Known for his engagement with issues of race, sex and death, Paul Wong—the award-winning Canadian multimedia artist, curator and organizer of public interventions since the mid-1970s—presented the first gallery-in-room called Karen’s Room in the Waldorf's Room 103 in early 2011. For the site-specific installation, Wong had the room draped, floor to ceiling, in bed sheets, which artist/activist Karen collected and repurposed to be redistributed to charities around the Lower Mainland and disaster victims in Haiti and Pakistan.
On April 1, 2011, the folks behind The Cheaper Show will expand the gallery-in-room concept, utilizing Room 106 for their Black and Yellow gallery, a multi-use research and exhibition space mandated for emerging artists producing innovative and challenging work.
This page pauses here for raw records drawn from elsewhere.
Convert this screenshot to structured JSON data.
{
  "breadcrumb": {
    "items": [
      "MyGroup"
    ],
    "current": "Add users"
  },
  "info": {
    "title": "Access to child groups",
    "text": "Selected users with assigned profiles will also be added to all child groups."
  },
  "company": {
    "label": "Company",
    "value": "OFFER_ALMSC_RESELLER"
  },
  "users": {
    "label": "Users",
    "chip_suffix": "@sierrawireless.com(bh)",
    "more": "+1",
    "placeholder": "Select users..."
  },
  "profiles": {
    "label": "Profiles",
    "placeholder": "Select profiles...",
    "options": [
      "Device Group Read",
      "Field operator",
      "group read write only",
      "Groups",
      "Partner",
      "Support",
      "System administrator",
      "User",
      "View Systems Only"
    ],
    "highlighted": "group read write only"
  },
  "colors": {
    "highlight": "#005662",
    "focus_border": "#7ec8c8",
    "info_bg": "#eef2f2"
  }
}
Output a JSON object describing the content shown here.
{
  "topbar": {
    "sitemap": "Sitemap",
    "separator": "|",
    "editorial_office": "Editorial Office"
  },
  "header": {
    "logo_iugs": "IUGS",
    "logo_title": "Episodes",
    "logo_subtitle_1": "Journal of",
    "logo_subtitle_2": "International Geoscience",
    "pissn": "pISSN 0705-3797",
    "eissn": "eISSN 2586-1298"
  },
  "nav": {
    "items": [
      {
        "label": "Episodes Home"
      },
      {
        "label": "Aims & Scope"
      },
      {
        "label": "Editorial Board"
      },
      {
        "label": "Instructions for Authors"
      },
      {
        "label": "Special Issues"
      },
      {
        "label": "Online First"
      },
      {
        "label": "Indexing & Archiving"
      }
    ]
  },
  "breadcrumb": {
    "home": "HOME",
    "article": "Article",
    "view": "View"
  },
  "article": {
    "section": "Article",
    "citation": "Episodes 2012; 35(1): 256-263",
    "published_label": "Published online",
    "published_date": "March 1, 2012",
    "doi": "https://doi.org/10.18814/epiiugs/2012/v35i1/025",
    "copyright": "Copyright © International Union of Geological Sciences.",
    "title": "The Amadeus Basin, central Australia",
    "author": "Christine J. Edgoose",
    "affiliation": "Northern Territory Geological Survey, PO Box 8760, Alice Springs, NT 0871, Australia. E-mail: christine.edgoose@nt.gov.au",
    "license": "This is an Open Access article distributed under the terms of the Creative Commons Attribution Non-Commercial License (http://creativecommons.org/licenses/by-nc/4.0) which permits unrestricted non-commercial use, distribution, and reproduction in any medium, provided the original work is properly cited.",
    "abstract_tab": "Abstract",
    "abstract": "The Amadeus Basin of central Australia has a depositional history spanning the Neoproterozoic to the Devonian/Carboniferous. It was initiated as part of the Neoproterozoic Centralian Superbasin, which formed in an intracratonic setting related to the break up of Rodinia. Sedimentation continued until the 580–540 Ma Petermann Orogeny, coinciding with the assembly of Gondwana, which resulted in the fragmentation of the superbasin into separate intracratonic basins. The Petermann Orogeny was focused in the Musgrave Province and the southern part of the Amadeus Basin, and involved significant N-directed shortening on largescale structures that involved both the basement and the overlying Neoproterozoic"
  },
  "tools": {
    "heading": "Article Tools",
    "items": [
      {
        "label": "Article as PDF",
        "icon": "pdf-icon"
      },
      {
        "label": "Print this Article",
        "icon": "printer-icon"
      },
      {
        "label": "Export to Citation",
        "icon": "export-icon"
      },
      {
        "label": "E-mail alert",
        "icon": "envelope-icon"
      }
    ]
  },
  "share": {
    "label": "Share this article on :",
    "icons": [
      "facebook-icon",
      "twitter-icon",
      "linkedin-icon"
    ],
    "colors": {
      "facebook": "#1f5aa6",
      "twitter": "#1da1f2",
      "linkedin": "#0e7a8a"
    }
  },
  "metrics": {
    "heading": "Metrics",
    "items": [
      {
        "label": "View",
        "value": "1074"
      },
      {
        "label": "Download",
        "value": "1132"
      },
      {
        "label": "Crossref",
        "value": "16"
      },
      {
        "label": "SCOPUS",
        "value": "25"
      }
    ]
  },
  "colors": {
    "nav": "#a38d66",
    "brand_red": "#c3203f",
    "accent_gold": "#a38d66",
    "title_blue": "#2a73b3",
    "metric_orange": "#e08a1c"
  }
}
The Lake and Stars, a lingerie company based in Brooklyn (and co-founded/designed by former Vancouverite Maayan Zilberman), was the first shop-in-room, debuting in January during the Five Secret Worlds encore peep-show event.
Following a similar model, The Waldorf held Love Hotel, a Valentine's Day-themed shopping event for which retailers of intimates, jewellery, candy, perfume and even adult toys were invited to hawk their wares to the amorous attendees.
In December 2010, the Waldorf held the Comic & Zine Fair in its Leetag Room, inviting local artists as well as notable non-locals, like Portland's celebrated multi-disciplinary artist Dame Darcy (Meat Cake), to exhibit and sell work. Above, Toren Atkinson, local comic artist (and lead singer of the HP Lovecraft tribute band The Darkest of the Hillside Thickets). (Image: Kris Krug)
Michael Mann presents his zine at the Waldorf's Comic & Zine Fair. (Image: Kris Krug)
The future of the Waldorf Hotel
The Waldorf team is currently exploring the patio and terrace options to host “a lot of great events in the summer,” Fazio confirms enthusiastically.
As well, in the next year, they aim to continue building restaurant offerings, night club events and a sense of community.
“We love being involved with cultural institutions,” says Fazio. “They have great energy.”
He hopes to see the Waldorf as a cultural institution itself within five years, serving as a dynamic space for promoters to utilize and a great addition to the city.
“Vancouver is influencing itself,” Fazio says. “[There is] so much great stuff going on... It’s a great time to be here.”
Related: 5 things you should know about the Waldorf Hotel